“His work is critical,” Meffe said. “Before you can treat, you have to know where to treat and what to treat.”
Sen. Carris asked Graham what he would need.
“A couple of entomologists, working year-round, and a couple of seasonal workers to help operate the mosquito traps,” he replied.
But Graham said even more personnel would be needed before statewide testing would be possible.
“Travel is an issue,” he said. “It takes a long time to get around the state.”
Graham suggested that the board or the lawmakers talk to other states with more formalized vector control programs like Connecticut and find out how they operate.
Also, Vermont does not have the laboratory facilities to test for EEE (see accompanying story). Those samples are sent to New York and Connecticut. In fact, Graham said the contract with the New York lab dictates that he send samples from 318 mosquito pools, the testing of which would cost roughly $3,400. He said he wanted to send up to 500 samples, which could come from all over the state, but had to come down to 318 to stay within budget. It would have cost around $7,000 to test 500 samples.
Jewett was floored.
“That’s a frightening decision you had to make over $7,000,” he said.
“To get a statewide system in place, we’re not talking about millions of dollars,” he said. “We’re talking about thousands.”
But it will also require coordination between the mosquito districts, the Department of Health, the Agency of Agriculture and the Legislature.ß
LAYING THE GROUNDWORK
Outgoing Rep. Joe Acinapura has been at the forefront of mosquito control funding during his four terms. He is a longtime member of the House Appropriations Committee, and said he has spoken with committee Chair Martha Heath about the need for additional mosquito control and surveillance funding.
“She is ready to support whatever the delegations come up with,” he said.
Acinapura threw out a number: $500,000 for additional spraying in the spring through the summer, adding that it’s a purposely high estimate to allow negotiating for a lesser amount.
Carris said that ticks should be added to the list of nuisance insects needing surveillance in this case, citing the continued rise of Lyme disease cases in the state.
Sen. Flory suggested that Graham and the mosquito control boards draft a proposal modeled after vector management programs in Connecticut and Massachusetts.
“We’ve been reactive and localized for too long,” she said. “We need to identify the problem, the risks and the appropriate way to manage this and protect people’s lives and animals and the quality of life. It has gone beyond protecting a mosquito district. It’s the state’s problem.”

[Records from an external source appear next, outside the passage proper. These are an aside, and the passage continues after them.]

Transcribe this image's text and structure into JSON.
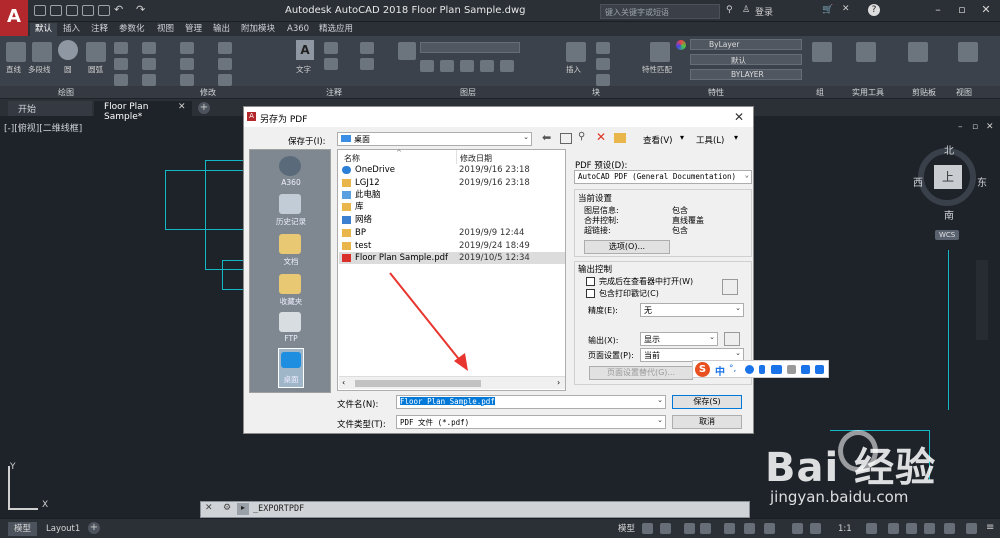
{
  "app": {
    "logo": "A",
    "title": "Autodesk AutoCAD 2018    Floor Plan Sample.dwg",
    "search_placeholder": "键入关键字或短语",
    "login": "登录",
    "help": "?"
  },
  "ribbon_tabs": [
    "默认",
    "插入",
    "注释",
    "参数化",
    "视图",
    "管理",
    "输出",
    "附加模块",
    "A360",
    "精选应用"
  ],
  "ribbon_groups": [
    "绘图",
    "修改",
    "注释",
    "图层",
    "块",
    "特性",
    "组",
    "实用工具",
    "剪贴板",
    "视图"
  ],
  "ribbon_labels": {
    "line": "直线",
    "polyline": "多段线",
    "circle": "圆",
    "arc": "圆弧",
    "text": "文字",
    "insert": "插入",
    "match": "特性匹配",
    "bylayer": "ByLayer",
    "bylayer2": "BYLAYER",
    "default": "默认"
  },
  "file_tabs": [
    "开始",
    "Floor Plan Sample*"
  ],
  "viewport_label": "[-][俯视][二维线框]",
  "compass": {
    "n": "北",
    "s": "南",
    "w": "西",
    "e": "东",
    "center": "上",
    "wcs": "WCS"
  },
  "command_line": "_EXPORTPDF",
  "layout_tabs": [
    "模型",
    "Layout1"
  ],
  "status": {
    "model": "模型",
    "scale": "1:1"
  },
  "dialog": {
    "title": "另存为 PDF",
    "save_in_label": "保存于(I):",
    "save_in_value": "桌面",
    "view_menu": "查看(V)",
    "tools_menu": "工具(L)",
    "places": [
      "A360",
      "历史记录",
      "文档",
      "收藏夹",
      "FTP",
      "桌面"
    ],
    "col_name": "名称",
    "col_date": "修改日期",
    "files": [
      {
        "name": "OneDrive",
        "date": "2019/9/16 23:18"
      },
      {
        "name": "LGJ12",
        "date": "2019/9/16 23:18"
      },
      {
        "name": "此电脑",
        "date": ""
      },
      {
        "name": "库",
        "date": ""
      },
      {
        "name": "网络",
        "date": ""
      },
      {
        "name": "BP",
        "date": "2019/9/9 12:44"
      },
      {
        "name": "test",
        "date": "2019/9/24 18:49"
      },
      {
        "name": "Floor Plan Sample.pdf",
        "date": "2019/10/5 12:34"
      }
    ],
    "pdf_preset_label": "PDF 预设(D):",
    "pdf_preset_value": "AutoCAD PDF (General Documentation)",
    "current_settings_title": "当前设置",
    "settings": [
      {
        "k": "图层信息:",
        "v": "包含"
      },
      {
        "k": "合并控制:",
        "v": "直线覆盖"
      },
      {
        "k": "超链接:",
        "v": "包含"
      }
    ],
    "options_button": "选项(O)...",
    "output_control_title": "输出控制",
    "open_after": "完成后在查看器中打开(W)",
    "include_stamp": "包含打印戳记(C)",
    "precision_label": "精度(E):",
    "precision_value": "无",
    "output_label": "输出(X):",
    "output_value": "显示",
    "page_setup_label": "页面设置(P):",
    "page_setup_value": "当前",
    "page_setup_override": "页面设置替代(G)...",
    "filename_label": "文件名(N):",
    "filename_value": "Floor Plan Sample.pdf",
    "filetype_label": "文件类型(T):",
    "filetype_value": "PDF 文件 (*.pdf)",
    "save_button": "保存(S)",
    "cancel_button": "取消"
  },
  "ime": {
    "zh": "中"
  },
  "watermark": {
    "brand": "Bai  经验",
    "url": "jingyan.baidu.com"
  },
  "colors": {
    "accent": "#b3282d",
    "cad_lines": "#14b7c7",
    "selection": "#0078d7",
    "arrow": "#e8352f"
  }
}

How the mosquito districts fit into a statewide program is another question. The Lemon Fair Mosquito Control district, which covers Cornwall and Bridport, has a $100,000 budget with some funds coming from the state for larvicide, in addition to local taxpayer dollars. The Lemon Fair district also has its own airplane for aerial spraying, which it lends to the BLGS. The BLGS mosquito district receives $57,000 from taxpayers in the four towns, while the state pays for larvicide treatment. The state funds from fees associated with boat registrations, but with those revenues have fallen since the recession began in 2008.
Meffe said the BLGS will need to ask for more money next season for a bare minimum program. He added that other towns such as Sudbury, Pittsford and Whiting have contacted him about joining the BLGS.
The lawmakers agreed that a program proposal needs to come within the month in order to get on the governor’s recommended list before the legislative session begins in January. But Mort Pierpont of the BLGS said someone needs to contact the Department of Health if any progress is to be made.
“I can’t get them to move on anything,” he said. “The mosquito season is ending and they are stalled.”
The legislative group called upon Ayer to take the lead and contact Health Commissioner Harry Chen, brief him on the legislators’ meeting with the mosquito districts and the need for a draft program proposal.
Overall, it was clear that area legislators will present a united front on the issue when the next session begins.
“You have sold the Legislature on the gravity of the problem, or else we wouldn’t be here,” Rep. Shaw said.